Graphite is a good conductor of electricity, making it much sought after by makers of electrodes, batteries and solar panels.
The largest resource in Canada is in the Lac Gueret project belonging to Mason Graphite. The property in Quebec has an M+I resource containing 11.3 million tonnes graphite. The company has patented a battery, which contains coated spherical purified graphite, and it is working on a graphene product that includes both graphite and silicon nanoparticles.
Nouveau Monde Graphite has begun construction on its Matawinie mine in Quebec, where 5.1 million tonnes of graphite have been outlined in M+I resources. This will be the world’s first all-electric open pit mine. Commercial production of 45,000 tonnes of anode material and purified jumbo flake graphite is expected by the end of 2023.
Focus Graphite owns the Lac Knife project (2.0 million tonnes contained graphite) in Quebec, completing a feasibility study in 2014 for a 25-year open pit and plant.
Tying for fourth and fifth place are the only Ontario project on our list and another in Quebec. The one in Ontario belongs to Northern Graphite at Bissett Creek (1.2 million tonnes). The other, in Quebec, belongs to Metals Australia at Lac Rainy (1.2 million tonnes).
The largest Canadian lithium resource is owned by Sayona Quebec, a joint venture of Sayona and Piedmont Lithium. The operator recently combined the resources from two separate projects – LAN and Authier – making it the largest in Canada with 919,900 tonnes of contained lithium oxide. Work is at the scoping stage but trading of shares in Sayona Quebec have been temporarily halted pending a resource update.
Allkem, the Australian chemical company, has taken its James Bay lithium project in Quebec through feasibility, estimating there are 564,200 tonnes of lithium oxide in the resource. The company proposes a mine and mill capable of producing 321,000 tonnes of 5.6% lithium oxide annually for 19 years.

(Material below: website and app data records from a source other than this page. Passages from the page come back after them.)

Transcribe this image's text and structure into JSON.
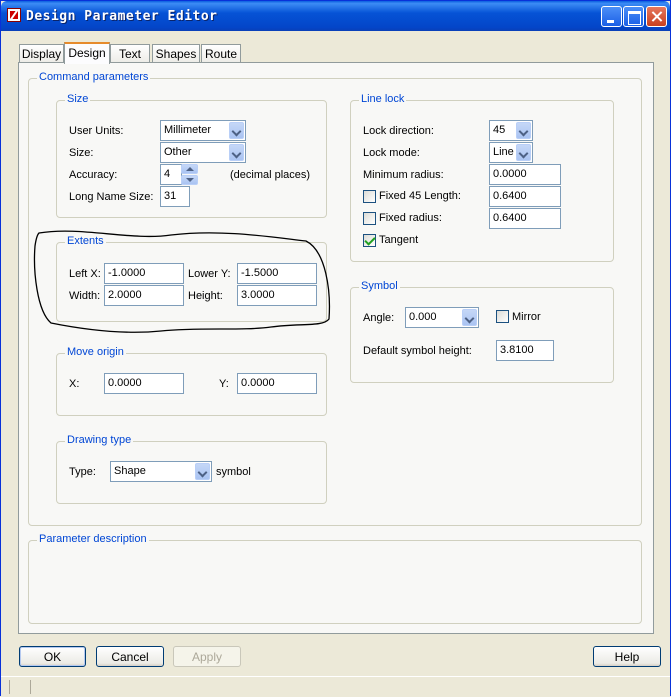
{
  "window": {
    "title": "Design Parameter Editor"
  },
  "tabs": [
    {
      "label": "Display"
    },
    {
      "label": "Design"
    },
    {
      "label": "Text"
    },
    {
      "label": "Shapes"
    },
    {
      "label": "Route"
    }
  ],
  "active_tab": "Design",
  "command_parameters": {
    "label": "Command parameters",
    "size_group": {
      "label": "Size",
      "user_units_label": "User Units:",
      "user_units_value": "Millimeter",
      "size_label": "Size:",
      "size_value": "Other",
      "accuracy_label": "Accuracy:",
      "accuracy_value": "4",
      "accuracy_suffix": "(decimal places)",
      "long_name_label": "Long Name Size:",
      "long_name_value": "31"
    },
    "extents_group": {
      "label": "Extents",
      "left_x_label": "Left X:",
      "left_x_value": "-1.0000",
      "lower_y_label": "Lower Y:",
      "lower_y_value": "-1.5000",
      "width_label": "Width:",
      "width_value": "2.0000",
      "height_label": "Height:",
      "height_value": "3.0000"
    },
    "move_origin_group": {
      "label": "Move origin",
      "x_label": "X:",
      "x_value": "0.0000",
      "y_label": "Y:",
      "y_value": "0.0000"
    },
    "drawing_type_group": {
      "label": "Drawing type",
      "type_label": "Type:",
      "type_value": "Shape",
      "type_suffix": "symbol"
    },
    "line_lock_group": {
      "label": "Line lock",
      "lock_direction_label": "Lock direction:",
      "lock_direction_value": "45",
      "lock_mode_label": "Lock mode:",
      "lock_mode_value": "Line",
      "min_radius_label": "Minimum radius:",
      "min_radius_value": "0.0000",
      "fixed45_label": "Fixed 45 Length:",
      "fixed45_value": "0.6400",
      "fixed45_checked": false,
      "fixed_radius_label": "Fixed radius:",
      "fixed_radius_value": "0.6400",
      "fixed_radius_checked": false,
      "tangent_label": "Tangent",
      "tangent_checked": true
    },
    "symbol_group": {
      "label": "Symbol",
      "angle_label": "Angle:",
      "angle_value": "0.000",
      "mirror_label": "Mirror",
      "mirror_checked": false,
      "default_height_label": "Default symbol height:",
      "default_height_value": "3.8100"
    }
  },
  "parameter_description": {
    "label": "Parameter description"
  },
  "buttons": {
    "ok": "OK",
    "cancel": "Cancel",
    "apply": "Apply",
    "help": "Help"
  }
}
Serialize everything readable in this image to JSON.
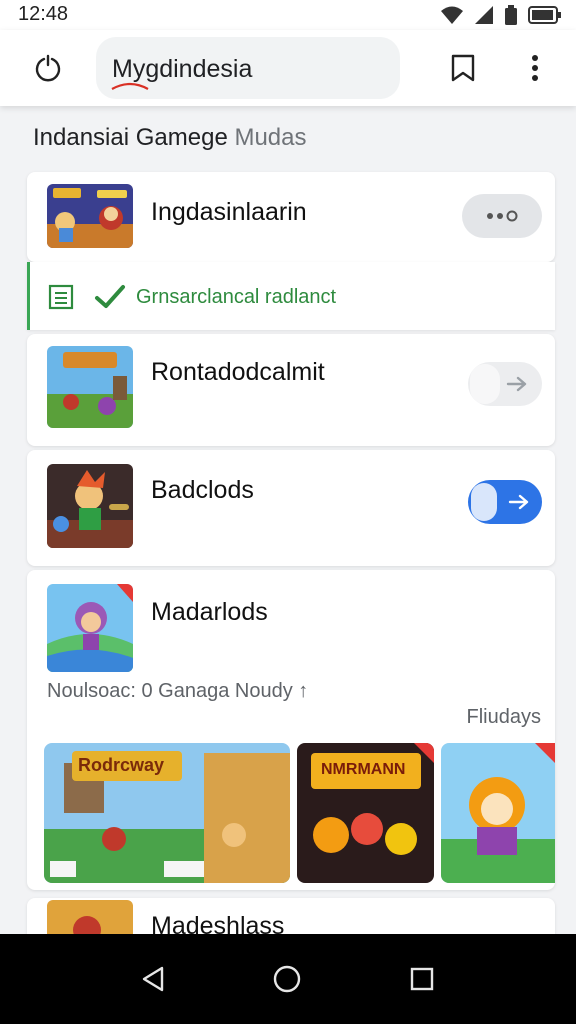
{
  "status_bar": {
    "time": "12:48",
    "icons": [
      "wifi-icon",
      "cellular-signal-icon",
      "battery-saver-icon",
      "battery-icon"
    ]
  },
  "toolbar": {
    "url_text": "Mygdindesia",
    "icons": [
      "refresh-icon",
      "bookmark-icon",
      "more-vert-icon"
    ]
  },
  "section": {
    "title_main": "Indansiai Gamege",
    "title_muted": "Mudas"
  },
  "items": [
    {
      "title": "Ingdasinlaarin",
      "control": "overflow-dots"
    },
    {
      "title": "Rontadodcalmit",
      "control": "arrow-toggle-off"
    },
    {
      "title": "Badclods",
      "control": "arrow-toggle-on"
    },
    {
      "title": "Madarlods"
    }
  ],
  "info_row": {
    "text": "Grnsarclancal radlanct",
    "icons": [
      "list-icon",
      "check-icon"
    ]
  },
  "detail": {
    "meta_left": "Noulsoac: 0 Ganaga Noudy ↑",
    "meta_right": "Fliudays"
  },
  "gallery": {
    "banner_1": "Rodrcway",
    "banner_2": "NMRMANN"
  },
  "next_item": {
    "title": "Madeshlass"
  },
  "colors": {
    "accent_blue": "#2d74e6",
    "success_green": "#2e8b3e",
    "nav_black": "#000000"
  },
  "nav_bar": {
    "icons": [
      "back-icon",
      "home-icon",
      "recents-icon"
    ]
  }
}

Canada’s only lithium producer in recent memory was the Whabouchi mine in Quebec that was operated briefly by Nemaska Lithium in 2018-19. The M+I resources there contain about 542,970 tonnes of lithium oxide. The mine and mill were operational, but the owner ran out of money before it could complete a planned hydrometallurgical plant. The company emerged from creditor protection in August 2020 under the joint ownership of Investissement Québec, Pallinghurst Group and Orion Mine Finance.
Rounding out the top five potential new lithium mines are Critical Elements Lithium’s Rose project in Quebec and Frontier Lithium’s PAK project in Ontario. Resources contain 296,960 tonnes and 183,700 tonnes of lithium oxide, respectively.
Canada has a long and proud history of nickel production going back to the early days of the Sudbury Basin in Ontario. We already mentioned four of the largest potential new nickel mines in Canada when we referred to their cobalt resources. Here they are again with the slant on nickel, plus a new name in third position.
Waterton Global’s Dumont project in Quebec contains 4.4 million tonnes nickel in M+I resources, and Giga Metals Turnagain project in B.C. has 2.4 million tonnes.
The new name on the list is Decar, owned by FPX Nickel, in B.C. A PEA has been released with an indicated resource of 2.4 million tonnes nickel (no measured number yet). Last year’s infill drill program at the Baptiste deposit returned long intersections including 254.9 metres at 0.151% nickel, including 157.3 metres at 0.154%. The company says the project could produce an average of 99 million lb. of nickel each year in ferronickel briquettes.
The final two nickel projects are the under construction Crawford project of Canada Nickel and the Nickel Shaw project, for which owner Nickel Creek Platinum has produced a PEA. At Crawford, contained nickel is 1.5 million tonnes, and at Nickel Shaw, it is 900,000 tonnes.